The other very important part of the Reagan Revolution was the killing blow to the Soviet Union. Take note that Reagan was not alone in this; he worked with Margaret Thatcher and John Paul II to ultimately cause the death of the USSR. Moreover, it has been argued that Reagan’s actions were not the sole cause of the end of the Cold War, but that his policies built upon previous administrations’ acts against the USSR. For the sake of this article, I will focus on Reagan’s actions and how they ultimately caused the Soviet Union to topple.

There were a number of factors in Reagan’s involvement in the end of the Soviet Union. One was the shift of national defense policy vis-…-vis the Soviet Union from strategic offense (Mutually Assured Destruction) to strategic defense (“peace through strength”).

Another factor was Reagan’s approach to the Soviet Union. With a clear moral vision, he saw through the smoke and mirrors of Western liberalism’s romanticization of Communism for what the truth really was: that the Soviet Union was an “evil empire,” hell-bent on absolute control of its subjects and spreading to the rest of the world. The old policies of “containment” and “d‚tente” had been tried and they had failed. Reagan’s vision (indeed, the vision of the free world) was that the shackles of the Soviet Union would not be allowed more slack on their chains, but smashed apart and thrown away altogether. In his own words: “. the march of freedom and democracy will leave Marxism and Leninism on the ash heap of history as it has left other tyrannies which stifle the freedom and muzzle the self-expression of the people.” Ironically, it was Leon Trotsky who first coined the phrase “ash heap of history.”

We must also not forget the powerful words that Reagan spoke in West Berlin on June 12, 1987: “General Secretary Gorbachev, if you seek peace, if you seek prosperity for the Soviet Union and Eastern Europe, if you seek liberalization, come here to this gate! Mr. Gorbachev, open this gate! Mr. Gorbachev, tear down this wall!”

On Nov. 9, 1989, East Germans broke through the Wall, and it was torn down entirely by 1990. On Christmas Day of 1991, the Soviet Union was officially dissolved. The Cold War had ended without firing a shot.

Ronald Reagan will live on in the hearts and minds of millions worldwide as one of the greatest statesmen of our time (if not the greatest). His leadership during one of the most important times in Western history provided millions of Soviet subjects with hope, and millions of Americans with a renewed faith in the principles that made our country great. As he himself said: “A troubled and afflicted mankind looks to us, pleading for us to keep our rendezvous with destiny, that we will uphold the principles of self-reliance, self-discipline, morality, and – above all – responsible liberty for every individual that we will become that shining city on a hill. I believe that you and I together can keep this rendezvous with destiny.”

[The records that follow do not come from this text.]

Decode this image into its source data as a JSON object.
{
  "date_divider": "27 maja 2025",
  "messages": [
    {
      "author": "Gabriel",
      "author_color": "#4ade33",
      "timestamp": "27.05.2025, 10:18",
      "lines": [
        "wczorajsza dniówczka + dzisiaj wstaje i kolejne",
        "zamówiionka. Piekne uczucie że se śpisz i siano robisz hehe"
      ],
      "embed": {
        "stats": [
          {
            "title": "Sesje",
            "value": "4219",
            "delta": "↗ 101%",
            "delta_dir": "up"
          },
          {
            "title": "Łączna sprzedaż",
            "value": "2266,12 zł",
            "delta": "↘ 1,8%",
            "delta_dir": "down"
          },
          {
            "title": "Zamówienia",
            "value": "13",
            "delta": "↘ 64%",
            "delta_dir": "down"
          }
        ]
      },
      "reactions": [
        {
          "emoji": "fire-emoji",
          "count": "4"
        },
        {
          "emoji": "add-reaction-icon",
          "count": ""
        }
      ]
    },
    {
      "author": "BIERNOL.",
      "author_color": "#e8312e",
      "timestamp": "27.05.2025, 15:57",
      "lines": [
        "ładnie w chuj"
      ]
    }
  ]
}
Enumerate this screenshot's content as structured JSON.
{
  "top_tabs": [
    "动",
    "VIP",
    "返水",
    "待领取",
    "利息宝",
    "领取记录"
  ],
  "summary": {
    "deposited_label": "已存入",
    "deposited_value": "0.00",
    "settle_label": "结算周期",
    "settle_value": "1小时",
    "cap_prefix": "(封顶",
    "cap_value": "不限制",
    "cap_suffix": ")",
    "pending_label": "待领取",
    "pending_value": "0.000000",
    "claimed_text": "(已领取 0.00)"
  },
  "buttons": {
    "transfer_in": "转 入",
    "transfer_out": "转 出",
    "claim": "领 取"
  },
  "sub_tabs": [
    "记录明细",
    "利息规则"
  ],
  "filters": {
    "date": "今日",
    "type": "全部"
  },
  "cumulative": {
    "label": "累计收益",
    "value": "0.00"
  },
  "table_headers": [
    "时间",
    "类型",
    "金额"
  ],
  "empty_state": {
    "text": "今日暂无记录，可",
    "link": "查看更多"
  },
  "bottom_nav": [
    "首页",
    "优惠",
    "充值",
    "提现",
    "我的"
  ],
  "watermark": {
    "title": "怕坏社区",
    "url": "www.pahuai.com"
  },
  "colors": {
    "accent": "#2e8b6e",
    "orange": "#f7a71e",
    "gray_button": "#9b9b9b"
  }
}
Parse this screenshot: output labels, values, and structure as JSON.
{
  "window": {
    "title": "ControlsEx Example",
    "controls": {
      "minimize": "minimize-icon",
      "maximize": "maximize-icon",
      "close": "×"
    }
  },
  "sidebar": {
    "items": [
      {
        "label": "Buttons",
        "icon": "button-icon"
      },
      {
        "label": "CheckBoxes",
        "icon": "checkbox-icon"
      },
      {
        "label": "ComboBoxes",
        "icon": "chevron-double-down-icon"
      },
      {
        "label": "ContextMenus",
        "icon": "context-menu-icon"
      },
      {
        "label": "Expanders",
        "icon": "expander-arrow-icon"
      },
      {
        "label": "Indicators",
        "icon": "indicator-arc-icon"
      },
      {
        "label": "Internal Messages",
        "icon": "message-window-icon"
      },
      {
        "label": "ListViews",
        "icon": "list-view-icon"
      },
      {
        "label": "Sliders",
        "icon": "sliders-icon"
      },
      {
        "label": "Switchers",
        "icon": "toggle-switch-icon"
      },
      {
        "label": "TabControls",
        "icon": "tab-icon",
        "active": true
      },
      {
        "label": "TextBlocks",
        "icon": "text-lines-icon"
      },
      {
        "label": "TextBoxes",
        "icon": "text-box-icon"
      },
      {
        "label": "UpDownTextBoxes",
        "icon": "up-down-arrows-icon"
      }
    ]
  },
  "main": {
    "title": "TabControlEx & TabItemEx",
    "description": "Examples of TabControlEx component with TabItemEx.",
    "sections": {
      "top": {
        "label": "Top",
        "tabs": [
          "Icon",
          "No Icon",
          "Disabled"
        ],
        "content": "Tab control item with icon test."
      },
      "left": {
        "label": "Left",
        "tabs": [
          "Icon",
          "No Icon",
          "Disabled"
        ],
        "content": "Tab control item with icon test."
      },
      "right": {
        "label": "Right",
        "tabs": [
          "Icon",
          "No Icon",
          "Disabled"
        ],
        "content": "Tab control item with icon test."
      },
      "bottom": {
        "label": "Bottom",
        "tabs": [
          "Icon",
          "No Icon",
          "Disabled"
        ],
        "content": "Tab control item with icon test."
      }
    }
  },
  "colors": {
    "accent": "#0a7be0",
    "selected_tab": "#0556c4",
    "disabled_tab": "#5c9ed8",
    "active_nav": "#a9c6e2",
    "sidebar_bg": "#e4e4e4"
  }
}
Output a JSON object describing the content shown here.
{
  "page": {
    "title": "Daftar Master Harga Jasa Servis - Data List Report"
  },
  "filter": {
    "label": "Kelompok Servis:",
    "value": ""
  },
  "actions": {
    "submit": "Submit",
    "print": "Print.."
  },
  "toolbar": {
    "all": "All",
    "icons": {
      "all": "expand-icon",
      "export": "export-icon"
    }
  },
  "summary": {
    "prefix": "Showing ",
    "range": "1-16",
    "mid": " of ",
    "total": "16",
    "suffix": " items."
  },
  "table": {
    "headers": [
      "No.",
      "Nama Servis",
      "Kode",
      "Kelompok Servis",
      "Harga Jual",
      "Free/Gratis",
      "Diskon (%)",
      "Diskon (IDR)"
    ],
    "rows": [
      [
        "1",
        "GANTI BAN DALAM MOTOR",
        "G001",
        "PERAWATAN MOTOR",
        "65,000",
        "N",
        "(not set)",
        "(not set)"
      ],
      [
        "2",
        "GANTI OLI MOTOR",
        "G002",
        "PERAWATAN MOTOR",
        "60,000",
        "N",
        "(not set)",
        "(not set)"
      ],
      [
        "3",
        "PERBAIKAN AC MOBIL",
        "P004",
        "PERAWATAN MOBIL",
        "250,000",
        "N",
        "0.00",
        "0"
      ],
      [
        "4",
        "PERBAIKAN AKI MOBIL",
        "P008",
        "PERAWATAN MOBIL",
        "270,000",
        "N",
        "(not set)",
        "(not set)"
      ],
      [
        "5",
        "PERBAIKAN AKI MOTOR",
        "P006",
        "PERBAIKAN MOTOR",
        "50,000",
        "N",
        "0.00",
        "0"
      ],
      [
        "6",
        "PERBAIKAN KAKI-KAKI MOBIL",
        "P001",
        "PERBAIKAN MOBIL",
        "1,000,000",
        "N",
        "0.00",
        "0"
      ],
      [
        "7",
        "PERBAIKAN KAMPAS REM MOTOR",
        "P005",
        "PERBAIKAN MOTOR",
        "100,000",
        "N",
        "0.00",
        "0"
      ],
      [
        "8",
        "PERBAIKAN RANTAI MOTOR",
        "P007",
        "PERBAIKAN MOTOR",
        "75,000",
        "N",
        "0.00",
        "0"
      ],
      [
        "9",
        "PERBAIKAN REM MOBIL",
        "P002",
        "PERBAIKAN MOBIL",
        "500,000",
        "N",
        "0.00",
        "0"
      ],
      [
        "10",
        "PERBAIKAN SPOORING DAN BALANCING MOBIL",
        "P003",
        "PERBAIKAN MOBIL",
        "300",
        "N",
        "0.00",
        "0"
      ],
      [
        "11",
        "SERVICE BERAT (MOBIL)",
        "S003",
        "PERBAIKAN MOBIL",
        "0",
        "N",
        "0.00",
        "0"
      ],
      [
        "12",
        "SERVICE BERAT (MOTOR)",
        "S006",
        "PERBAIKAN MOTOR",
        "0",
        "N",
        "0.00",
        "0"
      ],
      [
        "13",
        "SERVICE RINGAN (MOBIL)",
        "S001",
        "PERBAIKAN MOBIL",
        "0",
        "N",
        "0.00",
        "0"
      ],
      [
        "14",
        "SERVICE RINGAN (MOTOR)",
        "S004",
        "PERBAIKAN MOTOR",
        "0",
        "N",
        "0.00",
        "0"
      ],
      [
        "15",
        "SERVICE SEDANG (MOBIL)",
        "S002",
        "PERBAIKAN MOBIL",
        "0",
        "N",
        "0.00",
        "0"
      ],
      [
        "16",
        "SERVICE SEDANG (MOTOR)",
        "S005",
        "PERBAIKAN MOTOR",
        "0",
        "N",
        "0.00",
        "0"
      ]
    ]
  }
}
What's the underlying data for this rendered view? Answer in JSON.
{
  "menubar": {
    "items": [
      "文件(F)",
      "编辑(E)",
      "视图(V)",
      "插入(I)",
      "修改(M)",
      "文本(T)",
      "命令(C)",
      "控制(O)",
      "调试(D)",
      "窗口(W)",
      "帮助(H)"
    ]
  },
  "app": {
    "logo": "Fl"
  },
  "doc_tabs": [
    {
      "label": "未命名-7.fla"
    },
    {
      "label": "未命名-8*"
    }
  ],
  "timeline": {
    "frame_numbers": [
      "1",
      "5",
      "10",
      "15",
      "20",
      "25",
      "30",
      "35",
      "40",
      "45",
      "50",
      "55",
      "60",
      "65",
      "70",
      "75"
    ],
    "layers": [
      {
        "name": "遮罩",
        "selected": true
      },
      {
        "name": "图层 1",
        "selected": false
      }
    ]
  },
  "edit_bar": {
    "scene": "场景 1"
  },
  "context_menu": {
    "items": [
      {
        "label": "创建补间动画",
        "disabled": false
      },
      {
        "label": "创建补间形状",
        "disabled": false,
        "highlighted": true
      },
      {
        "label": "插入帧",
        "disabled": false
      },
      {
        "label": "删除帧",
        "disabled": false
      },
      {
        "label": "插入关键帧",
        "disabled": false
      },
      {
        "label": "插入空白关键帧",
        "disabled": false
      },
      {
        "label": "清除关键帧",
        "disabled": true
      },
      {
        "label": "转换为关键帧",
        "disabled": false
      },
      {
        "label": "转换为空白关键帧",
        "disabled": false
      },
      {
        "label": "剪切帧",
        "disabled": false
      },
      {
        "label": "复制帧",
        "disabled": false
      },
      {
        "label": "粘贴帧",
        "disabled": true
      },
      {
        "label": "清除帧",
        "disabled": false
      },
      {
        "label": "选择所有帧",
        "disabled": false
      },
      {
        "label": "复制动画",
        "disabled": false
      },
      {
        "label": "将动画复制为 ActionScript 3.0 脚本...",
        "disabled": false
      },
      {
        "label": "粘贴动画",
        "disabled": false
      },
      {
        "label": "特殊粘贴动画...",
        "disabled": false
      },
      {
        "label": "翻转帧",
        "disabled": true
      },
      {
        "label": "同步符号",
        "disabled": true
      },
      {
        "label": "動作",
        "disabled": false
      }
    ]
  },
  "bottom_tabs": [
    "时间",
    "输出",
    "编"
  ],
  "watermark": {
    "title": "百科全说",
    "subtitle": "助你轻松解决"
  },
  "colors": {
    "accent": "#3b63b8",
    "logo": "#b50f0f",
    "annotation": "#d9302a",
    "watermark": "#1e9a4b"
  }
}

Viva la Reagan Revolucion.

McCormick is a freshman English education major and columnist for The Spectator.